Ed Bice, MEd, CCC-SLP, IOPI Medical, LLC.

Documentation is often the least favorite part of the day. The problem is often compounded by the feeling that click boxes and required fields in the electronic medical record dictate clinical practices. This session will challenge clinicians to develop documentation that drives evidence-based practice using meaningful language and quantitative measures.

At the end of this presentation, participants will be able to:
• List five pieces of information to include in a clinical swallow evaluation and how to document them.
• Name three types of imaging and the results should be documented.
• List four questions that should be considered to develop a functional goal.

Level of Learning: Intermediate

4:45 pm – 5:45 pm

Session 44 - AAC Supported Literacy Instruction

Meaghan Goodman, PhD, CCC-SLP, Maryville University

This session will review the importance of literacy instruction for preschool to school-age children who utilize Augmentative and Alternative Communication (AAC). Evidence-based literacy strategies and activities will be presented. Lastly, participants will be invited to interact with low, mid, and high tech AAC devices to trial through activities and to better understand what considerations should be made based on how language is organized within a device.
*This session is limited to 30 participants.*

At the end of this presentation, participants will be able to:
• Discuss strategies for incorporating the AAC user in early literacy instruction.
• Identify alternative and augmentative options to engage children in literacy instruction.
• Practice strategies and alternative & augmentative options to engage children in literacy instruction.

Level of Learning: Introductory

Session 45 - NSSHLA Share Session

The NSSLHA Share Session will comprise of NSSLHA members and advisors from eight universities in Missouri. The members will share their chapter’s successes and ideas, as well as gain information from other chapters to improve their NSSLHA meetings, membership, philanthropic events and participation with National NSSLHA.

At the end of this presentation, participants will be able to:
• Increase knowledge for events related to the National Student Speech Language Hearing Association
• Students/advisors will return to their university with ideas related to dues, philanthropic events, and professional advocacy.
• Improve NSSLHA Executive Board meetings to improve overall organization of the Chapter.
• Improve Knowledge of benefits with membership of National NSSLHA Update.

Level of Learning: Introductory

6:30 am – 8:15 pm

Quest for the Cup and Tailgate Party

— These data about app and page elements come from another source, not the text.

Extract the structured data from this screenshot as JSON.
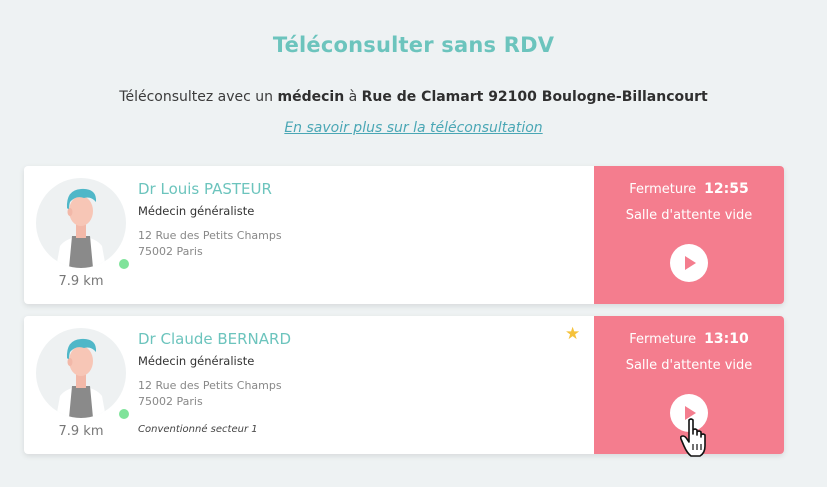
{
  "header": {
    "title": "Téléconsulter sans RDV",
    "subtitle_prefix": "Téléconsultez avec un ",
    "subtitle_bold1": "médecin",
    "subtitle_middle": " à ",
    "subtitle_bold2": "Rue de Clamart 92100 Boulogne-Billancourt",
    "learn_more": "En savoir plus sur la téléconsultation"
  },
  "doctors": [
    {
      "name": "Dr Louis PASTEUR",
      "specialty": "Médecin généraliste",
      "address_line1": "12 Rue des Petits Champs",
      "address_line2": "75002 Paris",
      "distance": "7.9 km",
      "closing_label": "Fermeture",
      "closing_time": "12:55",
      "status": "Salle d'attente vide",
      "online": true,
      "favorite": false
    },
    {
      "name": "Dr Claude BERNARD",
      "specialty": "Médecin généraliste",
      "address_line1": "12 Rue des Petits Champs",
      "address_line2": "75002 Paris",
      "distance": "7.9 km",
      "convention": "Conventionné secteur 1",
      "closing_label": "Fermeture",
      "closing_time": "13:10",
      "status": "Salle d'attente vide",
      "online": true,
      "favorite": true
    }
  ],
  "colors": {
    "accent": "#6cc4bd",
    "action": "#f47d8e",
    "online": "#7fe39a",
    "star": "#f5c23b",
    "link": "#4aa7b5"
  },
  "icons": {
    "play": "play-icon",
    "star": "star-icon",
    "cursor": "hand-pointer-icon"
  }
}
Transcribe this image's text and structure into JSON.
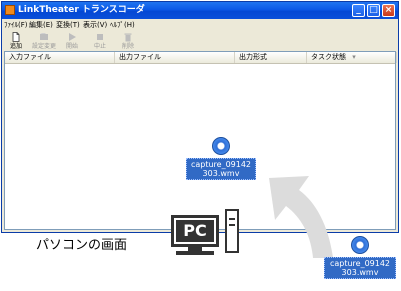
{
  "window": {
    "title": "LinkTheater トランスコーダ",
    "controls": {
      "minimize": "_",
      "maximize": "□",
      "close": "×"
    }
  },
  "menu": [
    "ﾌｧｲﾙ(F)",
    "編集(E)",
    "変換(T)",
    "表示(V)",
    "ﾍﾙﾌﾟ(H)"
  ],
  "toolbar": [
    {
      "label": "追加",
      "icon": "add-file-icon",
      "enabled": true
    },
    {
      "label": "設定変更",
      "icon": "settings-icon",
      "enabled": false
    },
    {
      "label": "開始",
      "icon": "play-icon",
      "enabled": false
    },
    {
      "label": "中止",
      "icon": "stop-icon",
      "enabled": false
    },
    {
      "label": "削除",
      "icon": "trash-icon",
      "enabled": false
    }
  ],
  "columns": {
    "input": "入力ファイル",
    "output": "出力ファイル",
    "format": "出力形式",
    "status": "タスク状態",
    "status_sort": "▾"
  },
  "dragged_file": {
    "line1": "capture_09142",
    "line2": "303.wmv"
  },
  "desktop_file": {
    "line1": "capture_09142",
    "line2": "303.wmv"
  },
  "pc_caption": "パソコンの画面",
  "pc_label": "PC",
  "colors": {
    "titlebar": "#0b58e6",
    "selection": "#316ac5",
    "arrow": "#dcdcdc"
  }
}
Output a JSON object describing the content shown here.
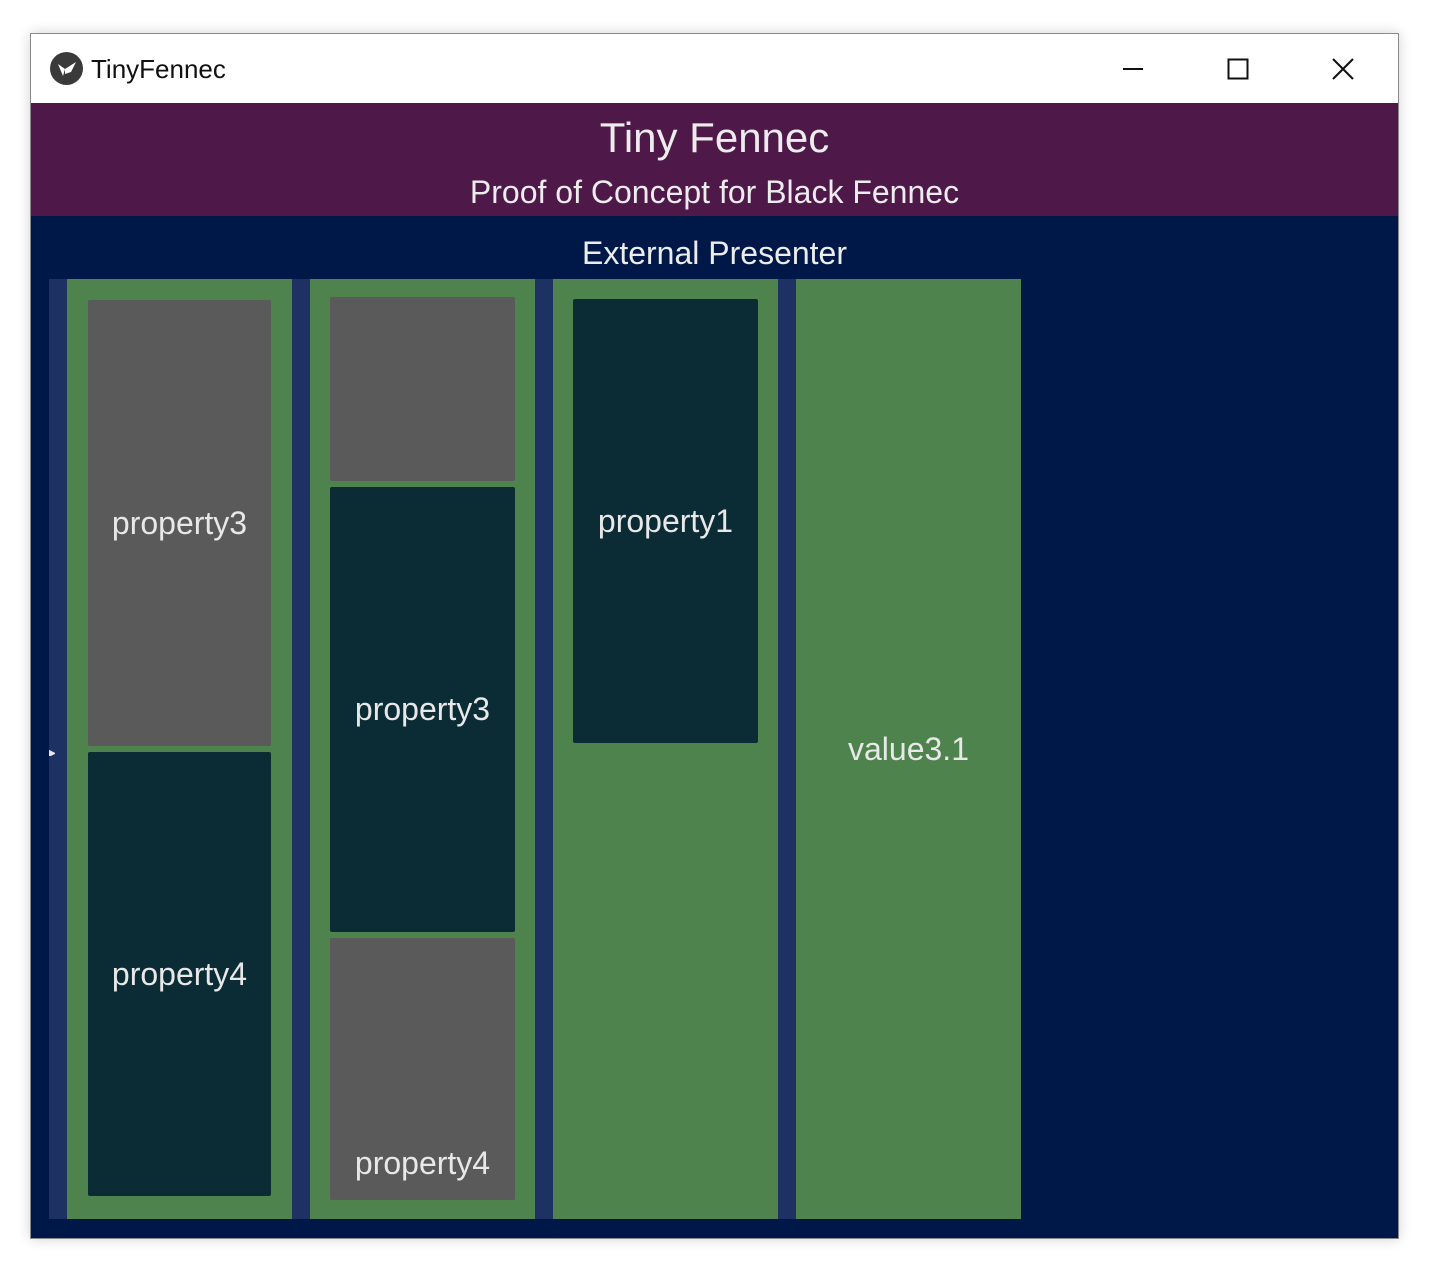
{
  "window": {
    "title": "TinyFennec",
    "controls": {
      "minimize": "minimize-icon",
      "maximize": "maximize-icon",
      "close": "close-icon"
    }
  },
  "header": {
    "title": "Tiny Fennec",
    "subtitle": "Proof of Concept for Black Fennec"
  },
  "presenter": {
    "label": "External Presenter",
    "columns": [
      {
        "items": [
          "property3",
          "property4"
        ]
      },
      {
        "items": [
          "",
          "property3",
          "property4"
        ]
      },
      {
        "items": [
          "property1"
        ]
      },
      {
        "items": [
          "value3.1"
        ]
      }
    ]
  },
  "colors": {
    "header_bg": "#4e1849",
    "content_bg": "#001848",
    "column_bg": "#4f834e",
    "cell_gray": "#5a5a5a",
    "cell_dark": "#0b2c34"
  }
}
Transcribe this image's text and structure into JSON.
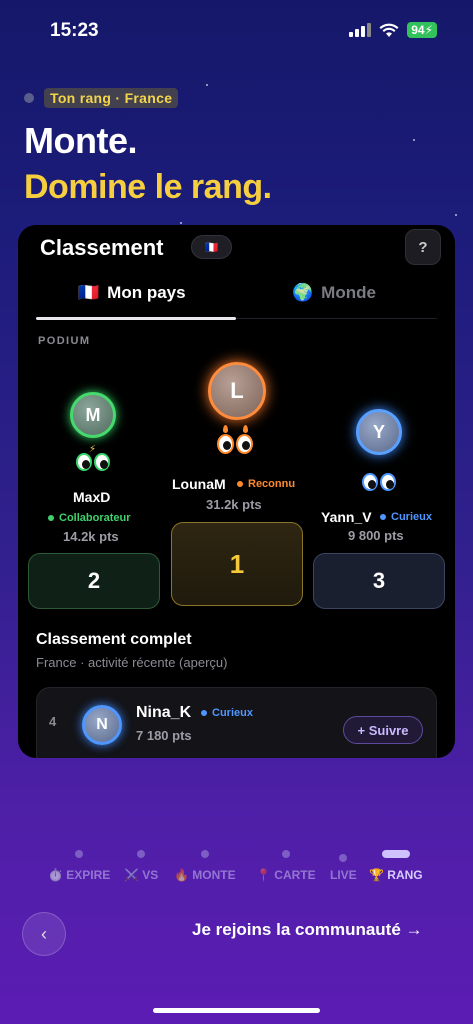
{
  "status_bar": {
    "time": "15:23",
    "battery": "94"
  },
  "hero": {
    "rank_label": "Ton rang · France",
    "line1": "Monte.",
    "line2": "Domine le rang."
  },
  "card": {
    "title": "Classement",
    "flag": "🇫🇷",
    "help": "?",
    "tabs": [
      {
        "flag": "🇫🇷",
        "label": "Mon pays"
      },
      {
        "flag": "🌍",
        "label": "Monde"
      }
    ],
    "podium_label": "PODIUM",
    "podium": {
      "first": {
        "initial": "L",
        "name": "LounaM",
        "badge": "Reconnu",
        "points": "31.2k pts",
        "place": "1"
      },
      "second": {
        "initial": "M",
        "name": "MaxD",
        "badge": "Collaborateur",
        "points": "14.2k pts",
        "place": "2"
      },
      "third": {
        "initial": "Y",
        "name": "Yann_V",
        "badge": "Curieux",
        "points": "9 800 pts",
        "place": "3"
      }
    },
    "full_title": "Classement complet",
    "full_subtitle": "France · activité récente (aperçu)",
    "rows": [
      {
        "rank": "4",
        "initial": "N",
        "name": "Nina_K",
        "badge": "Curieux",
        "points": "7 180 pts",
        "action": "+ Suivre"
      }
    ]
  },
  "nav": {
    "items": [
      {
        "icon": "⏱️",
        "label": "EXPIRE"
      },
      {
        "icon": "⚔️",
        "label": "VS"
      },
      {
        "icon": "🔥",
        "label": "MONTE"
      },
      {
        "icon": "📍",
        "label": "CARTE"
      },
      {
        "icon": "",
        "label": "LIVE"
      },
      {
        "icon": "🏆",
        "label": "RANG"
      }
    ]
  },
  "footer": {
    "back": "‹",
    "cta": "Je rejoins la communauté →"
  }
}
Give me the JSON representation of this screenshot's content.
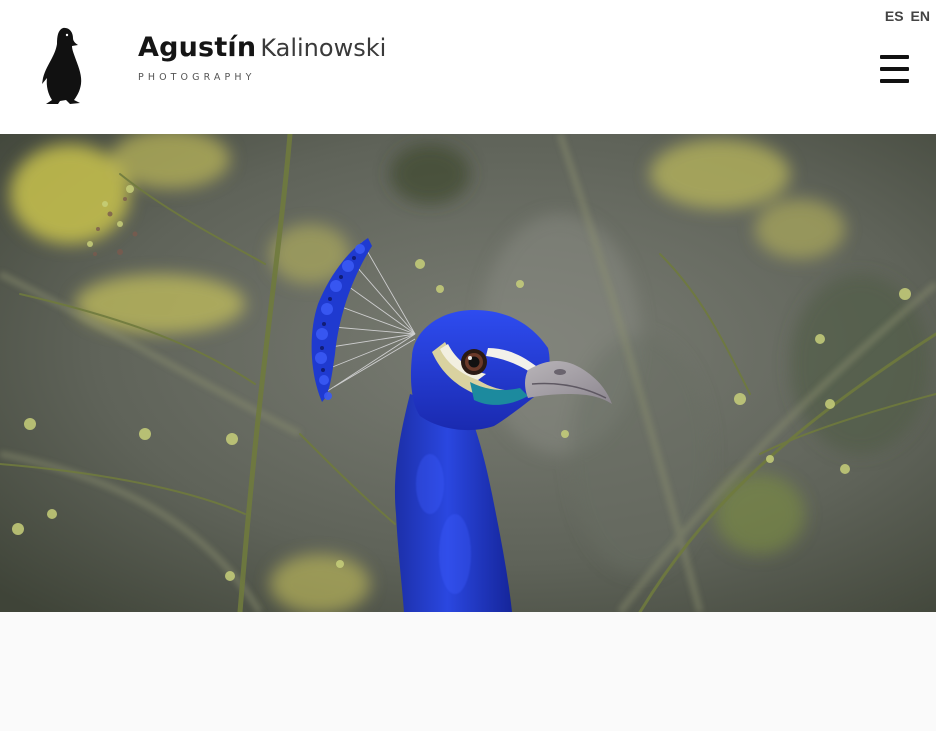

University teams comprised of top-notch students compete in a quiz bowl format to see which team can answer the most Praxis practice questions correctly! This session is designed for students preparing to take the Praxis examination, as well as professionals who want to refresh their basic knowledge skills while learning in a fun, interactive and competitive environment. The Quest for the Cup is one of the MSHA Convention’s most anticipated annual events. Let the games begin!

0.1 ASHA CEU available for the Quest for the Cup Competition (7:15 pm – 8:15 pm)

Level of Learning: Intermediate